Last year, Grinning Skull Press launched a new line of short fiction called Grave Markers. What are they? Stories ranging between 10,000 and 20,000 words, too long for anthologies, but not long enough to be published as stand-alone novellas. They're published individually in digital format, and then later on in print as 3-in-1 compilations. Richard Black's Nikolis Cole: The Low-Rise Saint was the premier release in this new line. What's it about? Well, read on.
War has broken out on the streets of Southeil between two rival gangs over the death of one gang leader's first lieutenant. The war has raged on for nearly a year, with no end in sight. The only chance Detective Karen Oswalt and her partner have of ending the war is by bringing the killer to justice. Unfortunately, they haven't a clue. When they receive a phone call from a long-thought-dead informant claiming to know who the killer is, they jump at the chance and arrange a meeting, never thinking for one moment that they might be walking into a trap.

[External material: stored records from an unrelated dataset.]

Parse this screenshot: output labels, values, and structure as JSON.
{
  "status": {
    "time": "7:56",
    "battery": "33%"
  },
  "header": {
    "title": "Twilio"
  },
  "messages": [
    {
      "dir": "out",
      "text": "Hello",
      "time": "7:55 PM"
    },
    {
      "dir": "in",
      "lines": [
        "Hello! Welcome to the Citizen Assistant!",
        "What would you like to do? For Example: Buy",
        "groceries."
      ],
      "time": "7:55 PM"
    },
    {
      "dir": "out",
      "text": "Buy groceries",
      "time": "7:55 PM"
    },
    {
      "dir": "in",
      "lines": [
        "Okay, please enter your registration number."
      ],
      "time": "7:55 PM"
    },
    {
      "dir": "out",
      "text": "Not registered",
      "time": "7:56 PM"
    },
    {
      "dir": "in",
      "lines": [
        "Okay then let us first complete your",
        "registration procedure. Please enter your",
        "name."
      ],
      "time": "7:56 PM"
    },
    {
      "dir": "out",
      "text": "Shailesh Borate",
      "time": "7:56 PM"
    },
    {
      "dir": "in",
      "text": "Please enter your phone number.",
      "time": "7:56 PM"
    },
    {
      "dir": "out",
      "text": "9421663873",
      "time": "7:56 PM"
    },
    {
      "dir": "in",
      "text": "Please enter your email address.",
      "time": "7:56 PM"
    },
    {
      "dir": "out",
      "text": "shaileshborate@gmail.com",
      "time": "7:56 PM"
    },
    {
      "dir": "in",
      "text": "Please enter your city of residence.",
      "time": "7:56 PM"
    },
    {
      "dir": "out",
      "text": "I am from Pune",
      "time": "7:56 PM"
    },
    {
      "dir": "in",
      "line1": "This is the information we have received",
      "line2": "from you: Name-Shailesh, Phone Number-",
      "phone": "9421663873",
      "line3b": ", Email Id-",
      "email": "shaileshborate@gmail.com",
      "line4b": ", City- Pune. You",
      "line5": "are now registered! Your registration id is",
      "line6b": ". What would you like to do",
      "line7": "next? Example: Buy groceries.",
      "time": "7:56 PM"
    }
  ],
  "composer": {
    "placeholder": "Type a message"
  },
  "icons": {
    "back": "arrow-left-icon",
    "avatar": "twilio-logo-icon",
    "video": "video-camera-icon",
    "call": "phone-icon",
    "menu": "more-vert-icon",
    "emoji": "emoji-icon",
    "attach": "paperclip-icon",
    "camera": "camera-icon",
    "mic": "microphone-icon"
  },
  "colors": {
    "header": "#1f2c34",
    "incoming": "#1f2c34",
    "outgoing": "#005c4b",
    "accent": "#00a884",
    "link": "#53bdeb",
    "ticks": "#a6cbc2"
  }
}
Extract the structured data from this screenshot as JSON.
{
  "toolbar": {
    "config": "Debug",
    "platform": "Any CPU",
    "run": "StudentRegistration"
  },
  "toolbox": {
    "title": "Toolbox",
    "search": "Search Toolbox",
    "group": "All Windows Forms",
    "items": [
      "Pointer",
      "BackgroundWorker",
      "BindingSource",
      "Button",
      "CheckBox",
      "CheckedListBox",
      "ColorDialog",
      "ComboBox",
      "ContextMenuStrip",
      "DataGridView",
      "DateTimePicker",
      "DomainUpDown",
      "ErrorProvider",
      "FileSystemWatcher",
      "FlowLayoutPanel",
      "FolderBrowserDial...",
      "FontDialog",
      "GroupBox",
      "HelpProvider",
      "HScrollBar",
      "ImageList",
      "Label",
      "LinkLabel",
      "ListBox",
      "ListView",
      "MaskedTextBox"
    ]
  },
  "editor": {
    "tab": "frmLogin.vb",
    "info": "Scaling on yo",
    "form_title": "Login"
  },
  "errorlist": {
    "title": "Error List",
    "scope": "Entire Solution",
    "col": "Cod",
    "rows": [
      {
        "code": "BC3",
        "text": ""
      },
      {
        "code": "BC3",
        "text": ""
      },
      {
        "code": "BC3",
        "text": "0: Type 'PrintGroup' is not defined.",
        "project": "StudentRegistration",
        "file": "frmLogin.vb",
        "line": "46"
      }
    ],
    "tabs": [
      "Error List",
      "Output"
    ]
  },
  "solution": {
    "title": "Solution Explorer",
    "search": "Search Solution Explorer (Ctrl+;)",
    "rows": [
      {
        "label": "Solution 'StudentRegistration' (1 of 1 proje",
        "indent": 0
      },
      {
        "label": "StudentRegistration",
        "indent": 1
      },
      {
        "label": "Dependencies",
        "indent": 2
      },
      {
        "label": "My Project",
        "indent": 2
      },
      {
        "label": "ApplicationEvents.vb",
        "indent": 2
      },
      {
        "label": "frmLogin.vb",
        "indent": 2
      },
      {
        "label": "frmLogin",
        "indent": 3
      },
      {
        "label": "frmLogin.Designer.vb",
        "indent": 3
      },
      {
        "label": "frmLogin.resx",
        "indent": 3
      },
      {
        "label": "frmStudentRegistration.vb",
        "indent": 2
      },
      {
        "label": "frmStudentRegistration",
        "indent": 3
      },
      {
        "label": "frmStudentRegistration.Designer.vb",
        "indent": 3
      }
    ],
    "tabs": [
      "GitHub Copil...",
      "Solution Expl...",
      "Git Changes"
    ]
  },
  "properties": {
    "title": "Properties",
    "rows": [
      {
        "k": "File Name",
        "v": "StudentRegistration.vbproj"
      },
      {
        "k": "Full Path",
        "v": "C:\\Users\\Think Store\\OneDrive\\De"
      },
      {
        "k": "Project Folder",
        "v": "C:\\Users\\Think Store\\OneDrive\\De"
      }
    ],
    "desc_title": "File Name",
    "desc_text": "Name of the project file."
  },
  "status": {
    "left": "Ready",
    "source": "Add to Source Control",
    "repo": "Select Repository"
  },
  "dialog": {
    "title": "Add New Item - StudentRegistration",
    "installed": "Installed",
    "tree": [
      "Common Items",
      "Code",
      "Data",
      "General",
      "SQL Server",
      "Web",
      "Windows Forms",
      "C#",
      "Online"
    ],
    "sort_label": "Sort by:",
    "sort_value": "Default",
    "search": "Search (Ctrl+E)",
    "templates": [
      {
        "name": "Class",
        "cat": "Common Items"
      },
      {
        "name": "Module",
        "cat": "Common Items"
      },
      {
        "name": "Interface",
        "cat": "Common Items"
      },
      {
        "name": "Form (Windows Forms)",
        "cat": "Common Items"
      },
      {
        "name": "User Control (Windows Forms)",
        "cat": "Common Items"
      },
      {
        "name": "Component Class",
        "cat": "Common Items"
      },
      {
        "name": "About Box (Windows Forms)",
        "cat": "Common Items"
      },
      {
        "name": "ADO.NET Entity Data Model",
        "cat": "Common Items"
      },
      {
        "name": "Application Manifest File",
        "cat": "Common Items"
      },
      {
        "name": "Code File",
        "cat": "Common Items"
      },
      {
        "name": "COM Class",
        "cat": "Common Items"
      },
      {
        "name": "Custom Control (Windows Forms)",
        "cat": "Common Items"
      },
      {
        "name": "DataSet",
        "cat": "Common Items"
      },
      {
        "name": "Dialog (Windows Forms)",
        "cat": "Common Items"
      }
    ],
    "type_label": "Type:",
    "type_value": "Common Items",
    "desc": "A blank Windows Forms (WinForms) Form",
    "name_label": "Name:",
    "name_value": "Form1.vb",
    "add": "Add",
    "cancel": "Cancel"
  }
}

What they do walk into defies explanation, something their cop instincts (and common sense) say can't possibly exist, but there it is. They need to come to terms quickly with what they are witnessing, otherwise their very lives might be forfeit.
Even though the piece is short, Black showcases his talents as a writer by creating a believable world populated with realistic characters you quickly get to know and and like (well, some of them, at least). His vivid descriptions of the gritty landscape places the reader on the streets of Southeil, and you come away from the story feeling just a little grungy, but wanting more. The story begs for expansion, and if not an expansion, at least another installment, and I could definitely see a movie being made of this.
Those who follow my reviews know there's usually a but coming, but in this instance, there is no but. If you're looking for something to read, but don't have the time to invest in a full-length novel, I would definitely recommend this tale, as it could very easily be finished within half an hour.